1. It's important to choose a cookie recipe that will keep its shape when baked, or its details will be lost.
2. The cookie dough should also be pliable for use in a mold. If it is too dry, the mold will not make a good impression on it and will crack easily.
3. Use an appropriate mold that is free of lead or other chemicals.
4. When a recipe says to oil and flour a mold or prepare it, it means: re-flour the mold before each cookie, but do not oil it again.
5. Spray the desired mold with a cooking spray; this I prefer. Or, use soft, not melted butter or shortening, and apply with a pastry brush. Make sure you get every nook and cranny. Lightly press with a paper towel to wipe out excess oil or butter.

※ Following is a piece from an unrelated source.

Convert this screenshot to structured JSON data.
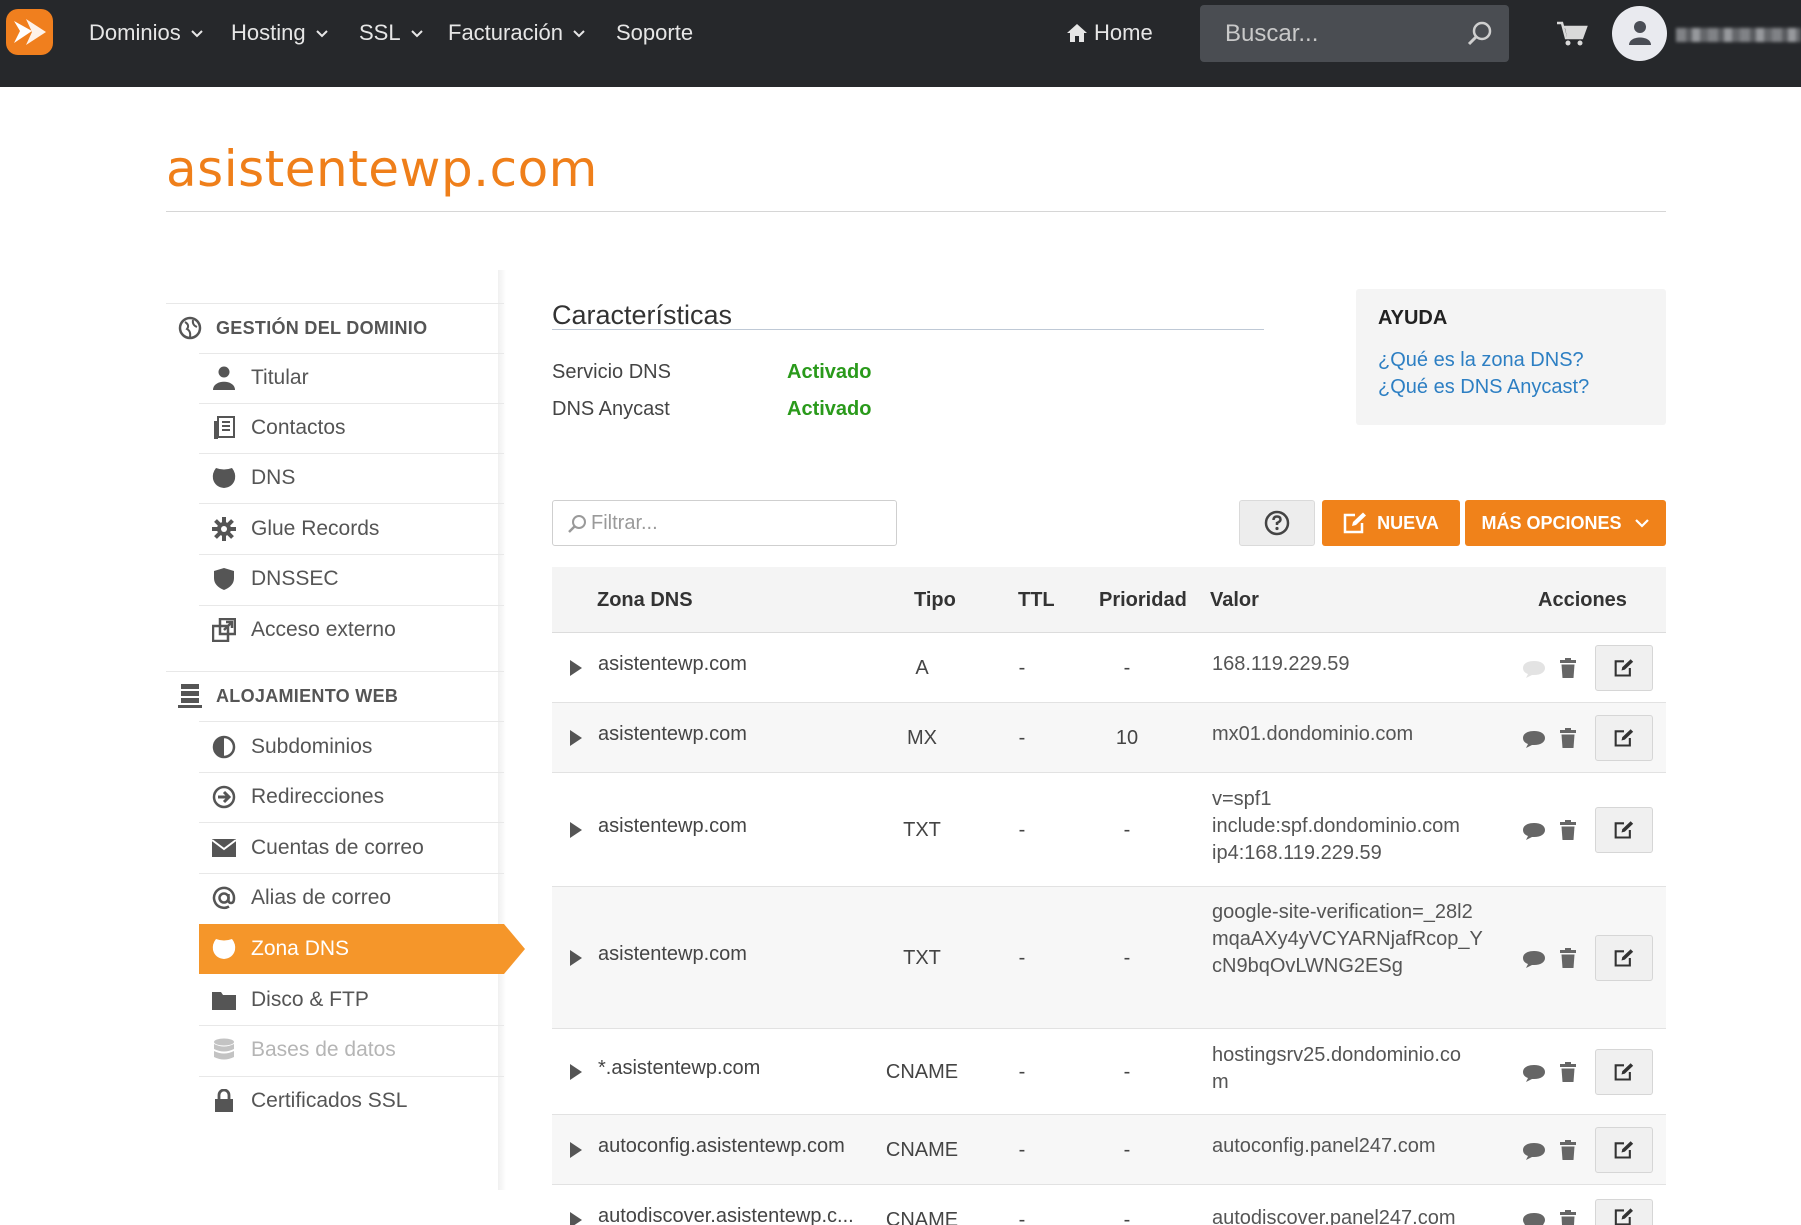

6. To dust a mold with flour, apply a thin coat and tap around the mold so all surfaces are covered. Turn the mold over and tap it against the work surface to get rid of the excess.
7. If baking cookies out of the mold, place on a greased or preferably a parchment lined cookie sheet to bake.
8. Cool cookies right side up on a wire cake rack
9. Store cookies properly.
QUESTION: Can you bake cookie dough in a regular character pan used for cakes, or are the cookie pans different?
SARAH SAYS: Yes, you can use the character cake pans for cookies. Take your favorite cookie recipe that makes 2 dozen cookies or one package of refrigerator dough, lightly spray pan and then press dough into pan so it's not too thick, making it even on top. Bake according to package directions -- if you have a problem with the cookie baking all the way through, reduce the oven heat by 25 degrees F. Eat and enjoy!